Most people would much rather be resting on Workers Day. The first of May is right in between two working days and thus would be unreasonable to expect people to continue with this relatively hard work. This day would be yet another expense on the already debt burdened government. The Namibian government should rather be cutting down on expenses during the current financial situation
- Moving the clean-up day to another holiday
- Scheduling clean-up day during the week.
- Create sanitation awareness
- Cancel clean-up day completely
- Appointing more sanitary workers.
- How May day could be commemorated
This report provides the implications of the president’s announcement and solutions to avoid the conflict. The president’s urgency to clean Namibia is completely valid but Hon. Erkki Nghimtina should rather reassess the proposal and considering the recommendations.Recommendations to the announcement of May Day being a cleaning day.
Referring back to the summary here are possible solutions:
- Moving the National Clean-up day. The National clean-up day could be moved to less significant day. Labour Day has too much significance in being a public holiday.
- Schedule a national clean-up day during the week. A clean-up day can be on a normal work day. Everyone could still partake in their work environment.
- Create sanitation awareness. The government could start awareness campaigns. This would encourage everyone to clean up no matter what day it is.
- Cancel the clean-up day. If this day is cancelled all conflict would be resolved. The government would have more time to contemplate the matter and produce a more thought-out proposal.
- Appoint more sanitary workers.
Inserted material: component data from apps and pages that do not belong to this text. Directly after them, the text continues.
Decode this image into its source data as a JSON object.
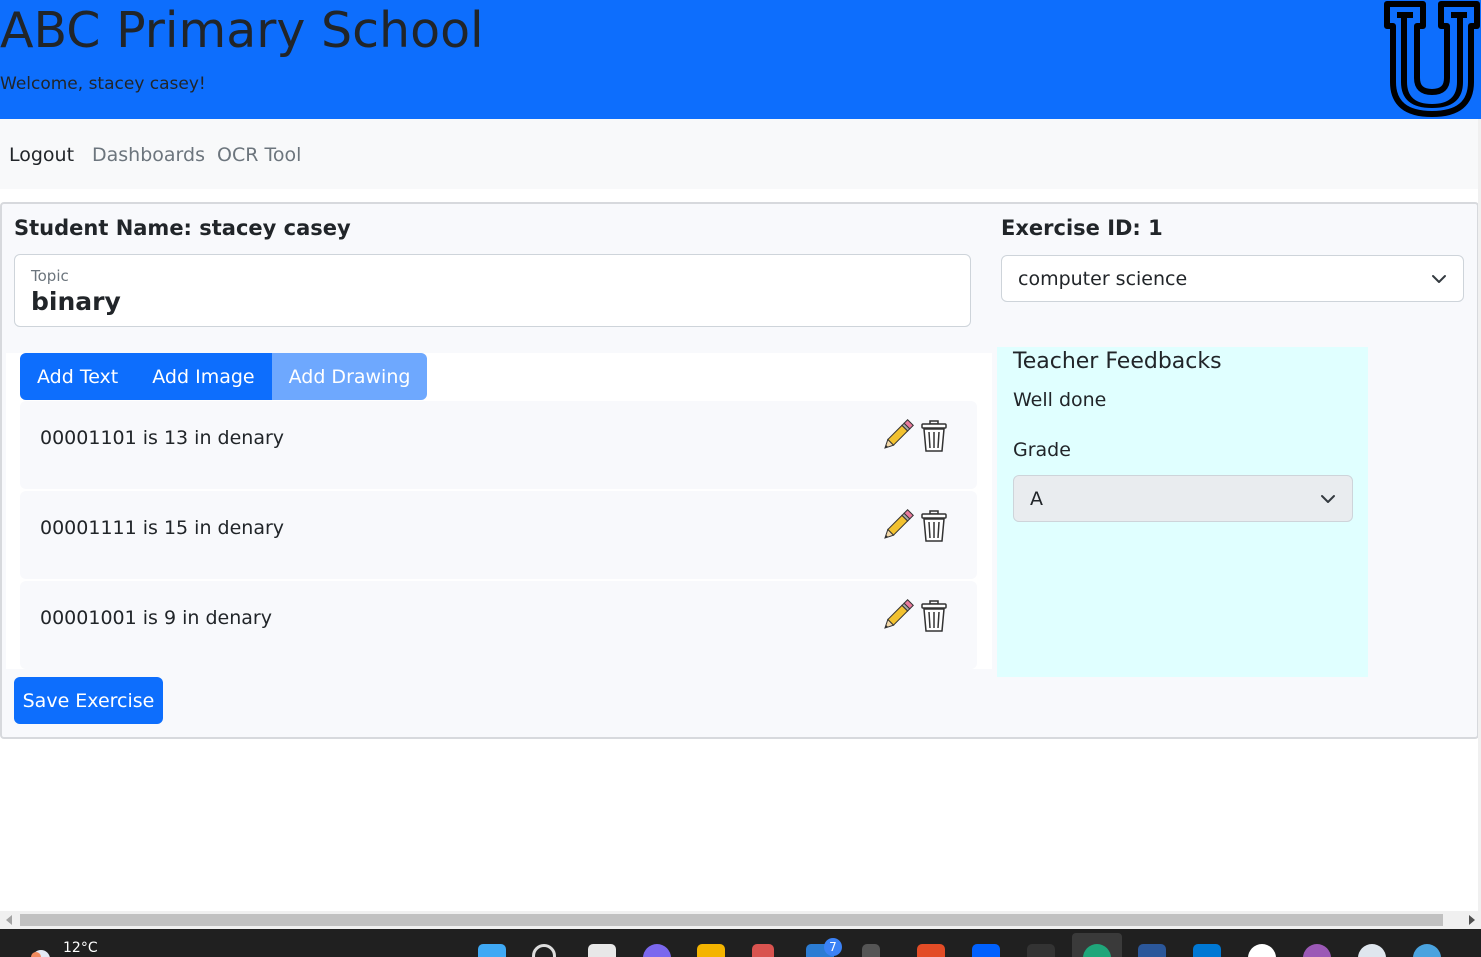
{
  "header": {
    "title": "ABC Primary School",
    "welcome": "Welcome, stacey casey!",
    "logo_icon": "university-u-logo"
  },
  "nav": {
    "items": [
      {
        "label": "Logout",
        "active": true
      },
      {
        "label": "Dashboards",
        "active": false
      },
      {
        "label": "OCR Tool",
        "active": false
      }
    ]
  },
  "exercise": {
    "student_label": "Student Name: stacey casey",
    "exercise_id_label": "Exercise ID: 1",
    "topic_label": "Topic",
    "topic_value": "binary",
    "subject_selected": "computer science",
    "add_buttons": [
      "Add Text",
      "Add Image",
      "Add Drawing"
    ],
    "entries": [
      {
        "text": "00001101 is 13 in denary"
      },
      {
        "text": "00001111 is 15 in denary"
      },
      {
        "text": "00001001 is 9 in denary"
      }
    ],
    "save_label": "Save Exercise"
  },
  "feedback": {
    "title": "Teacher Feedbacks",
    "text": "Well done",
    "grade_label": "Grade",
    "grade_selected": "A"
  },
  "taskbar": {
    "temperature": "12°C",
    "badge_count": "7"
  },
  "colors": {
    "primary": "#0d6efd",
    "primary_soft": "#6ea8fe",
    "feedback_bg": "#e0ffff",
    "taskbar": "#202020"
  }
}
More sanitary workers could be hired to keep Namibia clean. This would result in more unskilled job opportunities and cleaner Namibia.